After I took a few pics, I headed over to the local farmers' market which was fun to see. Then I headed down to Flagler Beach, another spot in addition to Fernandina Beach that is more like the way Florida was than what it has become. I've loved it since I stumbled into it a few years ago while checking out surf spots and happened upon a whole bunch of people longboarding a tiny 6" wave. They were having a blast, and it really set the tone for the place. I was glad that it still had the same great energy.
Spotted this van marking this taco shop and instantly jerked the car over to check it out. I confess I actually got out of the car to take this shot, left it running, got pulled inside the shop as if by magnetism, placed an order, and totally forgot about the car sitting there running on the side of the road, full of gear! Whoa.

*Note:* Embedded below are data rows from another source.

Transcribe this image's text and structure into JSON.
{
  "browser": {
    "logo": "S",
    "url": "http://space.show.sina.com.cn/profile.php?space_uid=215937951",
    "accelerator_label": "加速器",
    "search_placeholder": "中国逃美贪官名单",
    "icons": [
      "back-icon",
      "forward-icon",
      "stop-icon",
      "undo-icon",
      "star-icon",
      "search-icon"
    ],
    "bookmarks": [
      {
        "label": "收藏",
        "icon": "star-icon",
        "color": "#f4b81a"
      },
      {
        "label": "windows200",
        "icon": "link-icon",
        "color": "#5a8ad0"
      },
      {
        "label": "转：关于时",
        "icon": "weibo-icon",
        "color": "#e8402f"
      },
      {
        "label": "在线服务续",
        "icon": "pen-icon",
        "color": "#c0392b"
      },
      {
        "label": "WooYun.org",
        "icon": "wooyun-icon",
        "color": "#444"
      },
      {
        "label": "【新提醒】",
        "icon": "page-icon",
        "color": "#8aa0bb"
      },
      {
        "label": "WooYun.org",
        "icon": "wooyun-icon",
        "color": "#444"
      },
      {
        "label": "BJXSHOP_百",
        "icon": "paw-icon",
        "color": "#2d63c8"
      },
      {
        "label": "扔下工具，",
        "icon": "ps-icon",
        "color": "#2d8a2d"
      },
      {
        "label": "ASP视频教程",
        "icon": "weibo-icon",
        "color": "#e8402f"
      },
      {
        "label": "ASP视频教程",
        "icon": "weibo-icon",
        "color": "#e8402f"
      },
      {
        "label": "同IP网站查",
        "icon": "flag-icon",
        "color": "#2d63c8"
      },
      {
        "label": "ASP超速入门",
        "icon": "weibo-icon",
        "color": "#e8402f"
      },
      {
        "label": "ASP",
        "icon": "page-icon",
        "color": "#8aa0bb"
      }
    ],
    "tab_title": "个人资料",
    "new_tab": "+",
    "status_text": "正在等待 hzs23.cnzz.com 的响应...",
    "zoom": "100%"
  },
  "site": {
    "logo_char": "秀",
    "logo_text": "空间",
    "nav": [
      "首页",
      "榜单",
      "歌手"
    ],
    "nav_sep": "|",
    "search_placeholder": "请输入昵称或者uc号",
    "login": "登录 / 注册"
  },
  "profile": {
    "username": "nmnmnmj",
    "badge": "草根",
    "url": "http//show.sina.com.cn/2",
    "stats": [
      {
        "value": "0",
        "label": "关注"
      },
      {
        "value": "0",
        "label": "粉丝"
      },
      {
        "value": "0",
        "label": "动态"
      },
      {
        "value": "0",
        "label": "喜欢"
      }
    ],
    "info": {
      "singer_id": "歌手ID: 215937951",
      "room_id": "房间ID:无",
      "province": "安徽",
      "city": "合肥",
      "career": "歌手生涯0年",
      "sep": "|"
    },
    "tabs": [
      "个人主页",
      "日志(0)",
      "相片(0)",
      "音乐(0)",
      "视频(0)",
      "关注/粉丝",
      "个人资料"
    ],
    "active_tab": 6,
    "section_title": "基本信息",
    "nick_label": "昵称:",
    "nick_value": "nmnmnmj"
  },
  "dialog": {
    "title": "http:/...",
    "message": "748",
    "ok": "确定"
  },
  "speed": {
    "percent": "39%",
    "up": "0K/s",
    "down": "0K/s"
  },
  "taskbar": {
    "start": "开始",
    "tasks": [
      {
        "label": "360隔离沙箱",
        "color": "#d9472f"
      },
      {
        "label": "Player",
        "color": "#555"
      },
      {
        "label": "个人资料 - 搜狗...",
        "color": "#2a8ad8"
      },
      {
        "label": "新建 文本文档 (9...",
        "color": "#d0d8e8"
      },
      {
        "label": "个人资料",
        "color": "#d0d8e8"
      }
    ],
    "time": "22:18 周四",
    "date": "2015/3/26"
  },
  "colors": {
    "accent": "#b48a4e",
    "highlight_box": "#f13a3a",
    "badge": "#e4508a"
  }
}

Loved the gritty feel of the order area. Stickers and autographs everywhere.
One shrimp and one fish taco served Baja style with cilantro, shredded cabbage, spicy white sauce, and lime. Muy bueno.
Afterwards, I drove across the state through the Ocala National Forest and then through Tampa and down into the Venice area where I was looking at some land lots. I was in a random area just off the road to Boca Grande and not having much luck when I noticed that the sun was about to go down.
Seeing the sunset over water is a big deal on the East coast, and there just aren't many places to see it happen. The West coast of Florida is where the magic really happens, and it's also where the sunset culture seems to have evolved the most. These people take it to a whole other level.
Case in point, when I realized that the sunset was about to happen, I just lurched down the first street that said "Beach." I had no idea where I was. It didn't matter. All that mattered was getting to a beach in time, any beach. I later discovered that I ended up at Manisota Beach. It was there that I came upon the sunset ritual in this video. It seemed to be primarily people in their 60s, all very tan as if they've been doing this all winter, and all pretty liquored up too. It was a pretty funny scene. Pretty tribal too. I guess that's enough prettys for one post.
(Click the small triangle at the bottom left)